In other words, imagine Goliath had the slingshot. And a nuclear bomb. That's the scenario.
Bowden goes on in his essay to show his readers that many of the common conceptions about drones are, in fact, misconceptions. There is no reason to believe that law enforcement would start to use them to kill domestic criminals; the police don't have snipers take out drug dealers, after all. While the use of drone strikes may inadvertently lead to civilian casualties, ground strikes and manned air strikes on comparable targets actually tend to produce more such casualties. Other nations are not going to use drones against the U.S. on American soil because drones would be easily noticed and intercepted. The most innovative aspect of drone technology is not, in fact, its capacity to blow things up, but its capacity to gather sustained, accurate surveillance leading to unprecedented military intelligence.
But when is it legally and ethically justifiable to use drones as "killing machines"? Bowden seems to imply that if drones are used only in times of war against verifiable enemies and with transparency and accountability, then the Commander-in-Chief ordering such executions should be on strong moral and legal ground. From my own perspective, I worry about the slippery definitions of "war" and "enemy" in our current political climate. The U.S. has been at "war" with al Qaeda since 2001, though war was never officially declared and al Qaeda is a network of international criminals--not a nation. Many people have been killed by U.S. drone strikes who were not members of al Qaeda. Even the ones who were killed--why aren't they entitled to a trial before execution, like any other serious, suspected criminal?
If this technology can keep American troops safer, then it certainly has a purpose and a valid use. But as a means of executing international criminals? I think that contradicts American values. Let's work with local and/or international law enforcement to capture and prosecute those plotting to do us harm.

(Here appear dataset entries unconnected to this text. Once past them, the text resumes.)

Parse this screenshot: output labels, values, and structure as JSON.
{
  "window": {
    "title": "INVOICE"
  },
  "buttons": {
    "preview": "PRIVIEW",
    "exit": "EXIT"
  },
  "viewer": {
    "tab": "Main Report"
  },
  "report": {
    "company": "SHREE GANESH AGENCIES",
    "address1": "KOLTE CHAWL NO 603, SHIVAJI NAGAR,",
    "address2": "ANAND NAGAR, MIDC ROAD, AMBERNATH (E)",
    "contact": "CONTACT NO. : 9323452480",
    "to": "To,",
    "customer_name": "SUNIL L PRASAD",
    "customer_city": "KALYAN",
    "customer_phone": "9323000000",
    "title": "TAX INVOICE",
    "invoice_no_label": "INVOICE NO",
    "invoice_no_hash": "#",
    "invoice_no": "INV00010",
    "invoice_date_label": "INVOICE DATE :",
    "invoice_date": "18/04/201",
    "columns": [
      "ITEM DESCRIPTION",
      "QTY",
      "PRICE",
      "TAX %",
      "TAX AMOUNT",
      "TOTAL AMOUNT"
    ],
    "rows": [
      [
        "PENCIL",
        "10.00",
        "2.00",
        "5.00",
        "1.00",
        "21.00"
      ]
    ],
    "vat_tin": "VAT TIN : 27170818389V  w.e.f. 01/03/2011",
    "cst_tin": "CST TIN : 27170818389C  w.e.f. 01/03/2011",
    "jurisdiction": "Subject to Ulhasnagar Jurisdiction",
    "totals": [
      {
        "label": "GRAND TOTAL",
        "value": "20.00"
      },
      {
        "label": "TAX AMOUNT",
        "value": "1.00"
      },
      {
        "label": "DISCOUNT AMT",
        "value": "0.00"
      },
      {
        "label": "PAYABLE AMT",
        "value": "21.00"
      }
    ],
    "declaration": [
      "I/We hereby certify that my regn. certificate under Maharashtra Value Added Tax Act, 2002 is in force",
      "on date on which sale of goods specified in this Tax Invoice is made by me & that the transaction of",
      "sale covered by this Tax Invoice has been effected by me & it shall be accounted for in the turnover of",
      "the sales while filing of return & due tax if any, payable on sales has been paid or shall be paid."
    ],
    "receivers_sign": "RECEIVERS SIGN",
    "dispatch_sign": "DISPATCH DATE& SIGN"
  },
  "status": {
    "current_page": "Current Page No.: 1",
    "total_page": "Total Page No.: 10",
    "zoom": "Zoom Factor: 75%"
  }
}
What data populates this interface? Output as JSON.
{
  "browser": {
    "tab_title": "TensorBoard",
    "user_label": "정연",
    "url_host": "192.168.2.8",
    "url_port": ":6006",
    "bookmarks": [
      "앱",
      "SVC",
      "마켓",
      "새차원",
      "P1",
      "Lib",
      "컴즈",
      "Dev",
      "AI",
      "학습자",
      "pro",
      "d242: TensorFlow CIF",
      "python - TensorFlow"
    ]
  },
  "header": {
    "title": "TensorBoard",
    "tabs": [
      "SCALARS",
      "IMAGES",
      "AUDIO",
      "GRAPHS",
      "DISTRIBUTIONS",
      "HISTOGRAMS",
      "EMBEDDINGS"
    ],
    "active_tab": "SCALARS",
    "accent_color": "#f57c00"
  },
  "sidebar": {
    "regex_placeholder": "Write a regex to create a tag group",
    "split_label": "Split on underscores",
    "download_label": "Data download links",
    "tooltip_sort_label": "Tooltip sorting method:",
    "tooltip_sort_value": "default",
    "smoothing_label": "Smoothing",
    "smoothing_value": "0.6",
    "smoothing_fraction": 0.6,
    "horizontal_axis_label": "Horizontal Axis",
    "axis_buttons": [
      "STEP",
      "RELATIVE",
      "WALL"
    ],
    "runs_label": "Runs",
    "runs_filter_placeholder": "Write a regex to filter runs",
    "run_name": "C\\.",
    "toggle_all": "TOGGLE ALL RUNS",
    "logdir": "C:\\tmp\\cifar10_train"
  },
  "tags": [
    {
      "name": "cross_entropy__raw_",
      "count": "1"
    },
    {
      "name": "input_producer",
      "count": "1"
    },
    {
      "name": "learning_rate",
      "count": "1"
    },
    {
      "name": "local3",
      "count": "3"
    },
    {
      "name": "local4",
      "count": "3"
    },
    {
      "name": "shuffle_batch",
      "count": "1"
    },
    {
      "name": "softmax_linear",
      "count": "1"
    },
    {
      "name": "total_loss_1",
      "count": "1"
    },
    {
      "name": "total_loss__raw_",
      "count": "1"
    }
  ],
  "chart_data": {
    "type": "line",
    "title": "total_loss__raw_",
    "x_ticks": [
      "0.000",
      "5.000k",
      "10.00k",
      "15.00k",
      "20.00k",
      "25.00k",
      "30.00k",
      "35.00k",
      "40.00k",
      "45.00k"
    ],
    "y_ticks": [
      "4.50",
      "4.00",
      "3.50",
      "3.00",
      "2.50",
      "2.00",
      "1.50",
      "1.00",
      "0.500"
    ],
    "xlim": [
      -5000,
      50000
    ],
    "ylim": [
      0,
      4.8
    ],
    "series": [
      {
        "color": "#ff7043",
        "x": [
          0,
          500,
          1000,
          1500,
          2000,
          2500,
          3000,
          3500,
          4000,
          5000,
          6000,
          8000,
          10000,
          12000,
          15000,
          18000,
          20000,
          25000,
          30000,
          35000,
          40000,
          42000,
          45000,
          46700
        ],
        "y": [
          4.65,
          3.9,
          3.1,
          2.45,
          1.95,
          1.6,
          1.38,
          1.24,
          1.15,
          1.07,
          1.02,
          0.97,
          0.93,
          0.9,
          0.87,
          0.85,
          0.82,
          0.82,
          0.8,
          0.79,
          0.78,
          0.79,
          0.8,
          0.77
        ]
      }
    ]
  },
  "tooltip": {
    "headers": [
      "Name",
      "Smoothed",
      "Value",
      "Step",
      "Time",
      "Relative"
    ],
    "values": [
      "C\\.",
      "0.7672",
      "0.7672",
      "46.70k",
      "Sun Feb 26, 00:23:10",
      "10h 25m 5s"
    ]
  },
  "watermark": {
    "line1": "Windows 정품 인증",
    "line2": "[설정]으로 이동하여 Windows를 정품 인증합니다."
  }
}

If we have enough evidence to convince the President that someone is a legitimate target, then we should have enough evidence to convict that same guy in a court of law.